[Opening DATASET RECORDS section]

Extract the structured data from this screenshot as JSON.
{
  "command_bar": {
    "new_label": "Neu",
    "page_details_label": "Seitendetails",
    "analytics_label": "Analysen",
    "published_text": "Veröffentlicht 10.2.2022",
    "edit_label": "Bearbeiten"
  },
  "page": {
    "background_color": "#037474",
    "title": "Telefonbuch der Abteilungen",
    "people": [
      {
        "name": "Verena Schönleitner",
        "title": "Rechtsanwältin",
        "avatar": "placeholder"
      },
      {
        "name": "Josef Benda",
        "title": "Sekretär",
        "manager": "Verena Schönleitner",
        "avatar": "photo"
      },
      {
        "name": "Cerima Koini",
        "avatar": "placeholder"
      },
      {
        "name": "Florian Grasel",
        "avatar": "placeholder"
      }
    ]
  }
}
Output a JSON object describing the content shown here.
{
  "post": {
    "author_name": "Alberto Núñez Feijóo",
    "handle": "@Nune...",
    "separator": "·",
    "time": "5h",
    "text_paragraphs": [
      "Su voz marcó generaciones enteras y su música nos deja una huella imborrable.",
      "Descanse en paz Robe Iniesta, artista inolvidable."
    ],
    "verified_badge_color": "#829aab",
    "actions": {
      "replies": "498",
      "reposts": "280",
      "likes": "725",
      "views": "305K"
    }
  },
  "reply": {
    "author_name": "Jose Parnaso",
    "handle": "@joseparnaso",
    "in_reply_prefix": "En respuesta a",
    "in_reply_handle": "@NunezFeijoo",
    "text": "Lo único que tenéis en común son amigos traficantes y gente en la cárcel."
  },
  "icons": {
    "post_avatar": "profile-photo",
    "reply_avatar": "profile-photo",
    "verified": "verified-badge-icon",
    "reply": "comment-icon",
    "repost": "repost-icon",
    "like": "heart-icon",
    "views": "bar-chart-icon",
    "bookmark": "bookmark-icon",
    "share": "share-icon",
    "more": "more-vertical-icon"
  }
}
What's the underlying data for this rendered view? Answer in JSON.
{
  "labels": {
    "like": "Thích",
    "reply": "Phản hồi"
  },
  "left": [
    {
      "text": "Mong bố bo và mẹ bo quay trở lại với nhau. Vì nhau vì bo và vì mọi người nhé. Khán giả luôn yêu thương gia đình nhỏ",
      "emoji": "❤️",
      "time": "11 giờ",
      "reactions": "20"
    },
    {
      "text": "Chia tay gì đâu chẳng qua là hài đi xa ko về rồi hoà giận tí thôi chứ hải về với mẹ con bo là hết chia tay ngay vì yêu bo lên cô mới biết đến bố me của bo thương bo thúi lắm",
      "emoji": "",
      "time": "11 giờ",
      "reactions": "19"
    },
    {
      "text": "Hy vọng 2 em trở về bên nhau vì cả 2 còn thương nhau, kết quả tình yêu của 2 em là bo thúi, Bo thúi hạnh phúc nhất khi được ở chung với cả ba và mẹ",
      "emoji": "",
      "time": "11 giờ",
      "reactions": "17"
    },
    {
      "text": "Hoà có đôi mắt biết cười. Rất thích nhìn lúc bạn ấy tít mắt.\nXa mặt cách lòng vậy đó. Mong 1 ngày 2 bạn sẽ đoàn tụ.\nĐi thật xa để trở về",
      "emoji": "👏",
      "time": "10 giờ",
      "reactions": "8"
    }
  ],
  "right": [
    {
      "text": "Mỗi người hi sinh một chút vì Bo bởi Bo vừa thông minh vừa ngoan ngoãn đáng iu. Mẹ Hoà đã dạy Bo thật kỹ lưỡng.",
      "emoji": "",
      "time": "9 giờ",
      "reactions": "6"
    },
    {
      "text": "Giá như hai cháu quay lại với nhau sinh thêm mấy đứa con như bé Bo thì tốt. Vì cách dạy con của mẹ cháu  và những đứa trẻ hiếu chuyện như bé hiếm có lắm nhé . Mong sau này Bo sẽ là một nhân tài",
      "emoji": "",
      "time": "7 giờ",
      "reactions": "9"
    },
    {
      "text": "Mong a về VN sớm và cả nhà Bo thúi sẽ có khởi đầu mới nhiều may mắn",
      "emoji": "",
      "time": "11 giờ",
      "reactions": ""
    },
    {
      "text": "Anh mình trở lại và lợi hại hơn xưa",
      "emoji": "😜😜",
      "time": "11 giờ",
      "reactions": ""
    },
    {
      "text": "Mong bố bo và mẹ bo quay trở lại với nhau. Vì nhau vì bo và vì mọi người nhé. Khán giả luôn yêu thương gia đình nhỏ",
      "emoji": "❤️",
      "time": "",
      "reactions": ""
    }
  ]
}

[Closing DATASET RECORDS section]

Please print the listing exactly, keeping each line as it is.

- [RESPONSE AREA]:
Extract the structured data from this screenshot as JSON.
{
  "command_bar": {
    "new_label": "Neu",
    "page_details_label": "Seitendetails",
    "analytics_label": "Analysen",
    "published_text": "Veröffentlicht 10.2.2022",
    "edit_label": "Bearbeiten"
  },
  "page": {
    "background_color": "#037474",
    "title": "Telefonbuch der Abteilungen",
    "people": [
      {
        "name": "Verena Schönleitner",
        "title": "Rechtsanwältin",
        "avatar": "placeholder"
      },
      {
        "name": "Josef Benda",
        "title": "Sekretär",
        "manager": "Verena Schönleitner",
        "avatar": "photo"
      },
      {
        "name": "Cerima Koini",
        "avatar": "placeholder"
      },
      {
        "name": "Florian Grasel",
        "avatar": "placeholder"
      }
    ]
  }
}
Output a JSON object describing the content shown here.
{
  "post": {
    "author_name": "Alberto Núñez Feijóo",
    "handle": "@Nune...",
    "separator": "·",
    "time": "5h",
    "text_paragraphs": [
      "Su voz marcó generaciones enteras y su música nos deja una huella imborrable.",
      "Descanse en paz Robe Iniesta, artista inolvidable."
    ],
    "verified_badge_color": "#829aab",
    "actions": {
      "replies": "498",
      "reposts": "280",
      "likes": "725",
      "views": "305K"
    }
  },
  "reply": {
    "author_name": "Jose Parnaso",
    "handle": "@joseparnaso",
    "in_reply_prefix": "En respuesta a",
    "in_reply_handle": "@NunezFeijoo",
    "text": "Lo único que tenéis en común son amigos traficantes y gente en la cárcel."
  },
  "icons": {
    "post_avatar": "profile-photo",
    "reply_avatar": "profile-photo",
    "verified": "verified-badge-icon",
    "reply": "comment-icon",
    "repost": "repost-icon",
    "like": "heart-icon",
    "views": "bar-chart-icon",
    "bookmark": "bookmark-icon",
    "share": "share-icon",
    "more": "more-vertical-icon"
  }
}
What's the underlying data for this rendered view? Answer in JSON.
{
  "labels": {
    "like": "Thích",
    "reply": "Phản hồi"
  },
  "left": [
    {
      "text": "Mong bố bo và mẹ bo quay trở lại với nhau. Vì nhau vì bo và vì mọi người nhé. Khán giả luôn yêu thương gia đình nhỏ",
      "emoji": "❤️",
      "time": "11 giờ",
      "reactions": "20"
    },
    {
      "text": "Chia tay gì đâu chẳng qua là hài đi xa ko về rồi hoà giận tí thôi chứ hải về với mẹ con bo là hết chia tay ngay vì yêu bo lên cô mới biết đến bố me của bo thương bo thúi lắm",
      "emoji": "",
      "time": "11 giờ",
      "reactions": "19"
    },
    {
      "text": "Hy vọng 2 em trở về bên nhau vì cả 2 còn thương nhau, kết quả tình yêu của 2 em là bo thúi, Bo thúi hạnh phúc nhất khi được ở chung với cả ba và mẹ",
      "emoji": "",
      "time": "11 giờ",
      "reactions": "17"
    },
    {
      "text": "Hoà có đôi mắt biết cười. Rất thích nhìn lúc bạn ấy tít mắt.\nXa mặt cách lòng vậy đó. Mong 1 ngày 2 bạn sẽ đoàn tụ.\nĐi thật xa để trở về",
      "emoji": "👏",
      "time": "10 giờ",
      "reactions": "8"
    }
  ],
  "right": [
    {
      "text": "Mỗi người hi sinh một chút vì Bo bởi Bo vừa thông minh vừa ngoan ngoãn đáng iu. Mẹ Hoà đã dạy Bo thật kỹ lưỡng.",
      "emoji": "",
      "time": "9 giờ",
      "reactions": "6"
    },
    {
      "text": "Giá như hai cháu quay lại với nhau sinh thêm mấy đứa con như bé Bo thì tốt. Vì cách dạy con của mẹ cháu  và những đứa trẻ hiếu chuyện như bé hiếm có lắm nhé . Mong sau này Bo sẽ là một nhân tài",
      "emoji": "",
      "time": "7 giờ",
      "reactions": "9"
    },
    {
      "text": "Mong a về VN sớm và cả nhà Bo thúi sẽ có khởi đầu mới nhiều may mắn",
      "emoji": "",
      "time": "11 giờ",
      "reactions": ""
    },
    {
      "text": "Anh mình trở lại và lợi hại hơn xưa",
      "emoji": "😜😜",
      "time": "11 giờ",
      "reactions": ""
    },
    {
      "text": "Mong bố bo và mẹ bo quay trở lại với nhau. Vì nhau vì bo và vì mọi người nhé. Khán giả luôn yêu thương gia đình nhỏ",
      "emoji": "❤️",
      "time": "",
      "reactions": ""
    }
  ]
}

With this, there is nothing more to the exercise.